Communication Breakdown: “I’m so sick and tired of picking you up from the bar at 2 in the morning!”

Effective Communication using an Offer to Help: “I’m glad that you don’t want to drive when you’ve been drinking. I want to find a way to help that works for both of us. I’m willing to call a cab for you or give you the numbers of some cab companies.”

4. Understanding Statements

This one can be really tough when you’re angry, disappointed, sad or frustrated with your loved one’s substance abuse. It can be difficult to offer understanding when you feel like your concerns aren’t being heard and you’ve tried so many times to get him/her to stop using.

This is important: the understanding statement is not about agreeing with or understanding your loved one's drug or alcohol use, but understanding his/her feelings or perceptions of a situation.

People are often more willing to listen to what you have to say if you try to understand their perspective. Using an understanding statement communicates that you are trying to see the world through his/her eyes. The intention is to communicate empathy, love and support. This can be hard to do when you are angry. However, most of us can still connect with the idea that we want to be loving even when we feel angry. This is one way to act loving and supportive, even if we don’t feel that way.

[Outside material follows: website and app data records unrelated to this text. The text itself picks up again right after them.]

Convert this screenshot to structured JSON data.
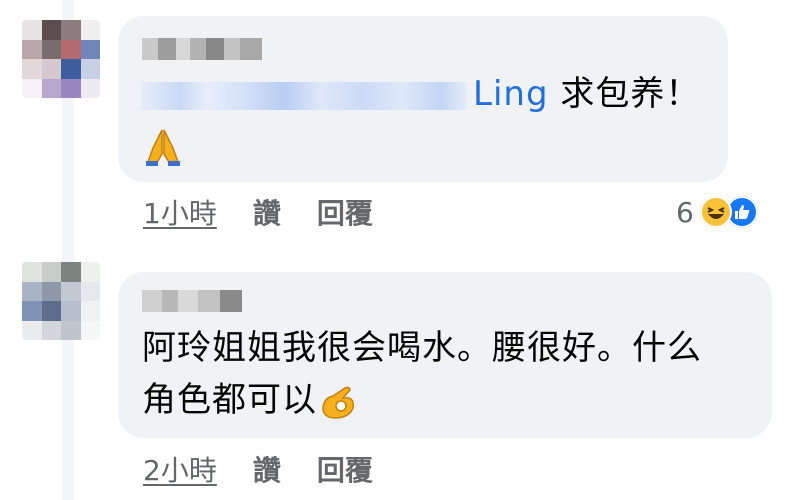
{
  "comments": [
    {
      "mention": "Ling",
      "text": "求包养！",
      "emoji_icon": "folded-hands-icon",
      "time": "1小時",
      "like_label": "讚",
      "reply_label": "回覆",
      "reaction_count": "6",
      "reaction_icons": [
        "haha-icon",
        "like-icon"
      ]
    },
    {
      "text_line1": "阿玲姐姐我很会喝水。腰很好。什么",
      "text_line2": "角色都可以",
      "emoji_icon": "ok-hand-icon",
      "time": "2小時",
      "like_label": "讚",
      "reply_label": "回覆"
    }
  ],
  "colors": {
    "bubble": "#f0f2f5",
    "mention": "#216fdb",
    "meta_text": "#65676b",
    "like_reaction": "#1877f2",
    "haha_reaction": "#f7c13a"
  }
}
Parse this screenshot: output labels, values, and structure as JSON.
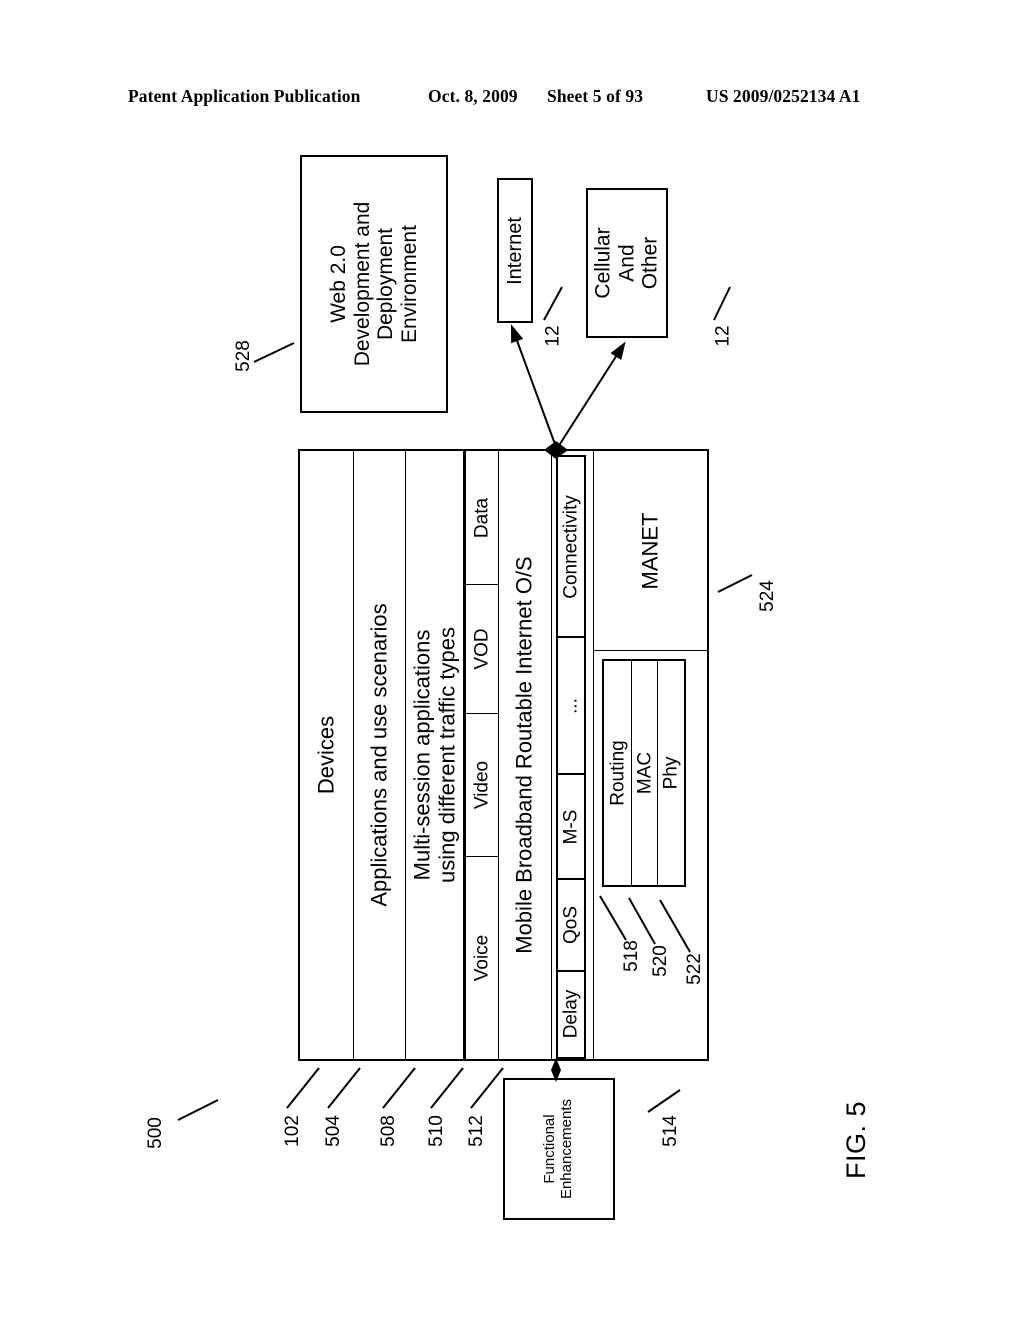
{
  "header": {
    "publication": "Patent Application Publication",
    "date": "Oct. 8, 2009",
    "sheet": "Sheet 5 of 93",
    "number": "US 2009/0252134 A1"
  },
  "figure": {
    "label": "FIG. 5",
    "diagram_ref": "500"
  },
  "boxes": {
    "web20": {
      "ref": "528",
      "lines": [
        "Web 2.0",
        "Development and",
        "Deployment",
        "Environment"
      ]
    },
    "internet": {
      "ref": "12",
      "label": "Internet"
    },
    "cellular": {
      "ref": "12",
      "lines": [
        "Cellular",
        "And",
        "Other"
      ]
    },
    "functional_enhancements": {
      "ref": "514",
      "lines": [
        "Functional",
        "Enhancements"
      ]
    }
  },
  "stack": {
    "rows": [
      {
        "ref": "102",
        "label": "Devices"
      },
      {
        "ref": "504",
        "label": "Applications and use scenarios"
      },
      {
        "ref": "508",
        "lines": [
          "Multi-session applications",
          "using different traffic types"
        ]
      },
      {
        "ref": "510",
        "traffic_types": [
          "Voice",
          "Video",
          "VOD",
          "Data"
        ]
      },
      {
        "ref": "",
        "label": "Mobile Broadband Routable Internet O/S"
      },
      {
        "ref": "512",
        "layers": [
          "Delay",
          "QoS",
          "M-S",
          "...",
          "Connectivity"
        ]
      }
    ],
    "manet": {
      "ref": "524",
      "label": "MANET",
      "sublayers": [
        {
          "ref": "518",
          "label": "Routing"
        },
        {
          "ref": "520",
          "label": "MAC"
        },
        {
          "ref": "522",
          "label": "Phy"
        }
      ]
    }
  },
  "colors": {
    "line": "#000000",
    "background": "#ffffff"
  }
}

Example of a statement that uses an Understanding Statement. The day before, Jonathan promised Sally that he would come home straight after work so he could be on time for the family dinner (and hopefully not intoxicated). Unfortunately, he’s late and appears to have been drinking again.

Communication Breakdown: “I really hate how you show up drunk to our family dinners. Why do you have to go to happy hour and get wasted before we have dinner?!”

Effective Communication using an Understanding Statement: “I know your job is stressful and going to happy hour helps you unwind from the day. What if I were to pick you up from work on Friday, get pizza and then go to the park with the kids?”

(This statement both expresses understanding about the person’s stressful work situation and offers a sober activity to help the person de-stress.)

5. Be Specific

It helps to be specific about the behavior you want to see, how you feel and your actions. Sometimes we use generalities to communicate, or we use lots of words to avoid saying something difficult or to avoid being turned down. It’s especially important to be specific when you make requests. Instead of making general requests (“I’d like you to help more around the house”), make more specific requests that focus on exactly what you want to change (“I’d like you to take out the trash on Thursday nights.”).

When we speak in general terms or when we are vague, it’s hard for others to know how to respond. Getting straight to the point and expressing exactly what you want leaves less room for confusion. It’s okay for you to have feelings and to make requests. You will have better communication if you  own what you want, express clearly how you feel and state specifically what you will do.

Example of Being Specific. In this example, Sally is feeling stressed out and overwhelmed with all of her responsibilities (rightly so!) and she would like Jonathan to help out a bit more on the weekends. In the past, Jonathan has taken the kids to the park to give Sally a break from her parenting duties. He and the kids seem to really enjoy their time at the park, and Jonathan will not drink if he has to drive the kids anywhere.

Communication Breakdown:  “The other day I was so stressed out! I had to take care of the kids, do all the cleaning, and cook dinner. I just feel like I’m doing everything around here and you never help out. Maybe if you didn’t drink so much you could help around the house. I just don’t know what to do. Maybe you could stop drinking and help me out sometimes.”

Effective Communication Being Specific:  “I feel stressed out when I have to cook dinner and look after the kids. I would like you to take the kids to the park today so I can make dinner more quickly. Then, we will all be less stressed at dinner.”

(Often it’s the case that effective communications combine several of these strategies. In the example above, the communication also includes positive phrasing.)


In the next post, we will talk more about Tips for How to Use Effective Communication.